reminder! Burning garbage with a Jāņi bonfire is dangerous to both health and the environment-BalticNewsNetwork
One of the traditional rituals of Jāņi’s celebration is to light a bonfire. However, observations have shown that residents often decide to use bonfires as a means of disposing of various types of garbage, the burning of which causes considerable pollution to the environment and affects people’s health.
Burning garbage in a fire is a violation of the government.
«Traditional Jāņi fires are lit by the highest peaks, illuminating the surrounding area, symbolically promoting the fertility of the fields and protecting them from evil and illness. Tradition still exists. However, the actual impact of Jāņi’s fire on the environment is changing today. Instead of fertility, health and protection, throwing things that residents shouldn’t put on fire often causes health problems and pollution, “says Laima Kubriņa, head of Zaļājosta.
During the Jāņi festival, bonfire-burning trash types include plastic wrap and disposable tableware.
For example, a seemingly harmless material, polyvinyl chloride (PVC), burns at temperatures above 1000 ° C, but has an average bonfire temperature of no more than 300-400 ° C. When the PVC material is partially decomposed, chlorine compounds and dioxins are released into the atmosphere. Moreover, these compounds are harmful to people’s health when inhaled. The environment is suffering as well. These compounds are also part of the dangerous and persistent organic pollutants that settle in the soil and penetrate deep into groundwater when it rains. This creates environmental risks and impacts people’s health in the long run.
As a result, organic pollutants accumulate in living organisms through the plants we consume as food. Representatives of Zaļāsjosta explain that as it accumulates in the body, the compounds produced from incomplete combustion cause a variety of diseases, damaging the endocrine and reproductive systems and increasing the risk of tumors. ..
Disposable polystyrene dishes are no longer sold, but polystyrene is used for food packaging.
When polystyrene is thrown into the fire, it releases organic bromide compounds that affect the reproductive system and accumulates in adipose tissue to become breast milk.
Residents often throw dangerous pollutants such as car tires, inflatable mattresses, and used batteries into the fire. It should be emphasized that burning potentially dangerous items in a fire is equally dangerous to human health and the environment. For example, tires and other rubber products release organic sulfur and inorganic compounds that cause respiratory irritation and choking.

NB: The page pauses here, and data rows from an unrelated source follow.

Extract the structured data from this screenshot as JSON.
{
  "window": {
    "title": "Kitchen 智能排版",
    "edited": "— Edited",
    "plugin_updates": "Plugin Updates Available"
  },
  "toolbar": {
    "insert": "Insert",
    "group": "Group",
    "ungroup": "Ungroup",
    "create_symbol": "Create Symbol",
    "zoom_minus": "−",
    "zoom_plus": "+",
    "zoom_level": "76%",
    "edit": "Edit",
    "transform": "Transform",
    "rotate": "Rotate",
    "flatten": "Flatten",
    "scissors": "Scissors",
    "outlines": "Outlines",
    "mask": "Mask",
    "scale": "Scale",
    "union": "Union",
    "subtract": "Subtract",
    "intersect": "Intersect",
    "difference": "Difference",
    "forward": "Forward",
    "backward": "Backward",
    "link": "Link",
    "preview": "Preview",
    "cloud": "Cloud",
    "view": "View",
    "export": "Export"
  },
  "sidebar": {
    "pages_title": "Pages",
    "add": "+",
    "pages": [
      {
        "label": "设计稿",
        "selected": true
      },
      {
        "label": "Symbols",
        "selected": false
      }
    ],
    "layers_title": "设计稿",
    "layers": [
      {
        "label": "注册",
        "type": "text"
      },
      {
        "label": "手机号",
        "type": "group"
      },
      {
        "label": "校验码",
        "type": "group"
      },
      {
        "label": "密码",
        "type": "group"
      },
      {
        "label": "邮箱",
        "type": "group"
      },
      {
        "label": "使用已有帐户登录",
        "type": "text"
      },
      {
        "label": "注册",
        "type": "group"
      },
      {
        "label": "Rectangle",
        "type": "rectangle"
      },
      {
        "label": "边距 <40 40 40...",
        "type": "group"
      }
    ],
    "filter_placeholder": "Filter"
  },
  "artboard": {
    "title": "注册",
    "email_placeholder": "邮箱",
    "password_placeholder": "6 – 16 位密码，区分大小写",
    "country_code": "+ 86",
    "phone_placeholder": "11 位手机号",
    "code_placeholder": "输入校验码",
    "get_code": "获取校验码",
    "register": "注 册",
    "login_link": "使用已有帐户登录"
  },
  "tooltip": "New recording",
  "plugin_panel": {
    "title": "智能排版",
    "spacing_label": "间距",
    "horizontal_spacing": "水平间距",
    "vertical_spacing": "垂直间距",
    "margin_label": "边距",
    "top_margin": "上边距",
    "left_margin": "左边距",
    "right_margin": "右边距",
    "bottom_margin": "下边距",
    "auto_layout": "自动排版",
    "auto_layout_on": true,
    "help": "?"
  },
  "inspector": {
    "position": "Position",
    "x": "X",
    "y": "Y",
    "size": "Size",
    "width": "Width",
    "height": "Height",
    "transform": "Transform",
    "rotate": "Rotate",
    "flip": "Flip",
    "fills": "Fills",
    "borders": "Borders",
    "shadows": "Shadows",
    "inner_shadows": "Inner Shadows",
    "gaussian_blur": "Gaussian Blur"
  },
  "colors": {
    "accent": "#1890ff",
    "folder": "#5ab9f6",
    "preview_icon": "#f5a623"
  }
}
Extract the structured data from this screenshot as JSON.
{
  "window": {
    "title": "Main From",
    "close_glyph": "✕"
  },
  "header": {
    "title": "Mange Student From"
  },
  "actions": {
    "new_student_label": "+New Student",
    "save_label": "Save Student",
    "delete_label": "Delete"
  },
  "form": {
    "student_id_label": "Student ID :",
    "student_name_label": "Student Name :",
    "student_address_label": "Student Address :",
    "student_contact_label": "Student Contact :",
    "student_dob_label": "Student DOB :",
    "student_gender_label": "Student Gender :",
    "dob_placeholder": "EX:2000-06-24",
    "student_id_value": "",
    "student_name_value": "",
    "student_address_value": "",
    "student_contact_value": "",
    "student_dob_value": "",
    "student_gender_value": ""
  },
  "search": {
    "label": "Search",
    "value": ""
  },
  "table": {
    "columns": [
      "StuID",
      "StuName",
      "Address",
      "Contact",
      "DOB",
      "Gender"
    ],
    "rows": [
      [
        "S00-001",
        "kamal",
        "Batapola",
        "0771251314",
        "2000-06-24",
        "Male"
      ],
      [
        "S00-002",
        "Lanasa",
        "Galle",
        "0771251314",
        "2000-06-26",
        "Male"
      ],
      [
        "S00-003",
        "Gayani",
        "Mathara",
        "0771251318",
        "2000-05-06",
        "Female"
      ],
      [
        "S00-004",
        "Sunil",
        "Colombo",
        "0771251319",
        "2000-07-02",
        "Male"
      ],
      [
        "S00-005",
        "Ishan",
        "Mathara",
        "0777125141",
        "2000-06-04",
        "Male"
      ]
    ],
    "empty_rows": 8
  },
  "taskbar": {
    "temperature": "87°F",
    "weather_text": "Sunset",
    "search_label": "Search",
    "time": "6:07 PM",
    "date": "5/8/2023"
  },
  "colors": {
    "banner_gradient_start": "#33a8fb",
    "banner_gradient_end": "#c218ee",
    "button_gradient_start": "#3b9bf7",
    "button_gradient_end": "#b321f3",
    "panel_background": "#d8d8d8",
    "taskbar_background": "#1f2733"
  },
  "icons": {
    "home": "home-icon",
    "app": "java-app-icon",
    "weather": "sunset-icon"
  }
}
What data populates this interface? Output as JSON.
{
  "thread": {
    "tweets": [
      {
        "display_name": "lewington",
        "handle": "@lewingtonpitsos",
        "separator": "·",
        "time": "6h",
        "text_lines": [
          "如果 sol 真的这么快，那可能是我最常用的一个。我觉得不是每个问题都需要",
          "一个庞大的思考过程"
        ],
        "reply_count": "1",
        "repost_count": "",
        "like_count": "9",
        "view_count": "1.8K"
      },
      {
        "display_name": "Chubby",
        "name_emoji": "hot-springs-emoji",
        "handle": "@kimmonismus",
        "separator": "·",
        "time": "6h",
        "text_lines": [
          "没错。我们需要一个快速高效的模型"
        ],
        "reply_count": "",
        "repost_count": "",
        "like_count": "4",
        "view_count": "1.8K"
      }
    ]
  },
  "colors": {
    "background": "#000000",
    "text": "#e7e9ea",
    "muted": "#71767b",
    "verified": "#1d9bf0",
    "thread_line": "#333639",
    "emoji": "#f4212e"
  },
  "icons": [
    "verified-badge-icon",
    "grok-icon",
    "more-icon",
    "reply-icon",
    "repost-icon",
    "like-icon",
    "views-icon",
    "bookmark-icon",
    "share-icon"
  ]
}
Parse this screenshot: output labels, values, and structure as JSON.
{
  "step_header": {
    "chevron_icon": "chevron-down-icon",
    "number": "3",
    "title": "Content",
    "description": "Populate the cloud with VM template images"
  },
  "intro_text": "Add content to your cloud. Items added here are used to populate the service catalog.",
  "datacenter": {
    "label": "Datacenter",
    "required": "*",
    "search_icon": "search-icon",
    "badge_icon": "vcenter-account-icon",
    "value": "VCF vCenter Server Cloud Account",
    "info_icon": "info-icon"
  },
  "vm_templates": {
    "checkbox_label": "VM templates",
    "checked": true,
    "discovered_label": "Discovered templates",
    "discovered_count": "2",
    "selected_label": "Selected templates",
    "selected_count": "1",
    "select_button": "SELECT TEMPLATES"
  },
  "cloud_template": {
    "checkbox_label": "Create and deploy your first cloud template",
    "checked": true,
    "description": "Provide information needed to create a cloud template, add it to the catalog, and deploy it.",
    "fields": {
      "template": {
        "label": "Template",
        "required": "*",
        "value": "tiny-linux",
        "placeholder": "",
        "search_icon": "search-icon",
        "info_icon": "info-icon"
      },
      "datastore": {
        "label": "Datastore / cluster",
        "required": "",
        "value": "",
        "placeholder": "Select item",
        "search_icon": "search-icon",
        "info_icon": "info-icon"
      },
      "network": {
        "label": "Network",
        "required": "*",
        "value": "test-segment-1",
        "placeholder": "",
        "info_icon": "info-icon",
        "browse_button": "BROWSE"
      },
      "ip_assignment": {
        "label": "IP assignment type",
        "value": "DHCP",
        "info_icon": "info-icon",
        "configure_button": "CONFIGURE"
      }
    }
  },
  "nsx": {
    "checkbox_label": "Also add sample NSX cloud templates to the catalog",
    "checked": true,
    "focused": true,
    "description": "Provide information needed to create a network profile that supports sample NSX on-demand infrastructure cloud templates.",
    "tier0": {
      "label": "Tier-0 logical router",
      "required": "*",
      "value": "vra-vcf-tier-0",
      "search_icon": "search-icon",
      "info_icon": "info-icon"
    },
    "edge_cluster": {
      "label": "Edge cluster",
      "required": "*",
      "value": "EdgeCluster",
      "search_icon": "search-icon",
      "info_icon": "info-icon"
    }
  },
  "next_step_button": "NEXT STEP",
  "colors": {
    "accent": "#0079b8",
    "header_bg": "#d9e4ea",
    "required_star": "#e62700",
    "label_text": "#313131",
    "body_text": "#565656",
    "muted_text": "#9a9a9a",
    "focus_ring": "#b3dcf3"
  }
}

This is especially dangerous for asthma patients.
It is also dangerous to throw used batteries into a fire.
When the acids and other chemicals stored in the batter burn, dangerous compounds are released into the atmosphere and stay in the ash and soil for years. The location of such a contaminated bonfire can no longer be used to fry potatoes. When the battery burns, the frame explodes and there is a risk of serious chemical burns around the fire.
Residents need to notify the city police of cases of waste incineration. Improper management of waste, including combustion, is a punishable crime, with fines of up to € 1,000 for individuals and up to € 2800 for corporations.
This is why Zaļājosta encourages residents not to throw everything they have into the fire and to pay attention to the health and environment of themselves and others. To avoid problematic situations, Kubriņa recommends preparing for a vacation in advance. «To reduce the amount of waste generated, residents need to think about how much to put on the table. All holiday visitors need to plan what each supplies to avoid excessive food waste. When preparing meals, residents are required to bring regular dishes rather than buying ready-made meals. »»
https://bnn-news.com/reminder-burning-trash-in-jani-bonfire-is-dangerous-for-both-health-and-environment-235620 reminder! Burning garbage with a Jāņi bonfire is dangerous to both health and the environment-BalticNewsNetwork